▶ Exercise description: Find the lines of the listing that contain the string "icon", and return them.

▶ Input material:
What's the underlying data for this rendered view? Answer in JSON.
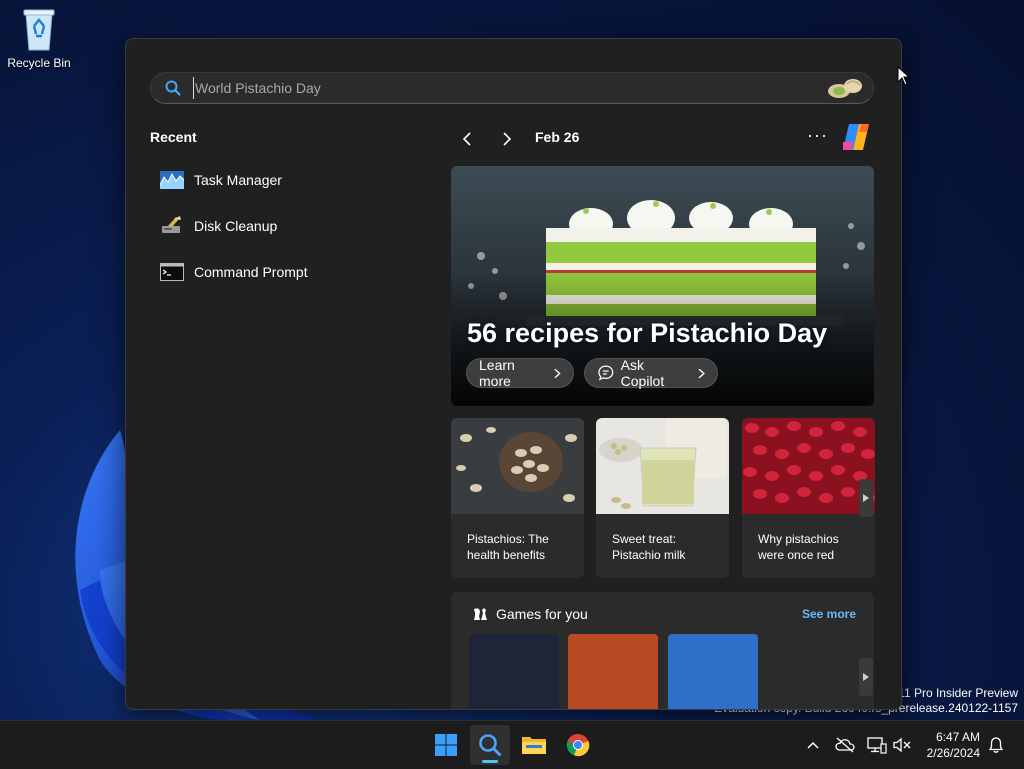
{
  "desktop": {
    "recycle_bin_label": "Recycle Bin",
    "watermark_line1": "s 11 Pro Insider Preview",
    "watermark_line2": "Evaluation copy. Build 26040.rs_prerelease.240122-1157"
  },
  "search": {
    "placeholder": "World Pistachio Day",
    "value": ""
  },
  "recent": {
    "title": "Recent",
    "items": [
      {
        "label": "Task Manager",
        "icon": "task-manager-icon"
      },
      {
        "label": "Disk Cleanup",
        "icon": "disk-cleanup-icon"
      },
      {
        "label": "Command Prompt",
        "icon": "command-prompt-icon"
      }
    ]
  },
  "highlights": {
    "date": "Feb 26",
    "more": "···",
    "hero": {
      "title": "56 recipes for Pistachio Day",
      "learn_more": "Learn more",
      "ask_copilot": "Ask Copilot"
    },
    "cards": [
      {
        "label": "Pistachios: The health benefits"
      },
      {
        "label": "Sweet treat: Pistachio milk"
      },
      {
        "label": "Why pistachios were once red"
      }
    ],
    "games": {
      "title": "Games for you",
      "see_more": "See more",
      "tile_colors": [
        "#1f2438",
        "#b84a24",
        "#2f6ec9"
      ]
    }
  },
  "taskbar": {
    "time": "6:47 AM",
    "date": "2/26/2024",
    "accent": "#4cc2ff"
  }
}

▶ Answer for the task:
        "icon": "task-manager-icon"
        "icon": "disk-cleanup-icon"
        "icon": "command-prompt-icon"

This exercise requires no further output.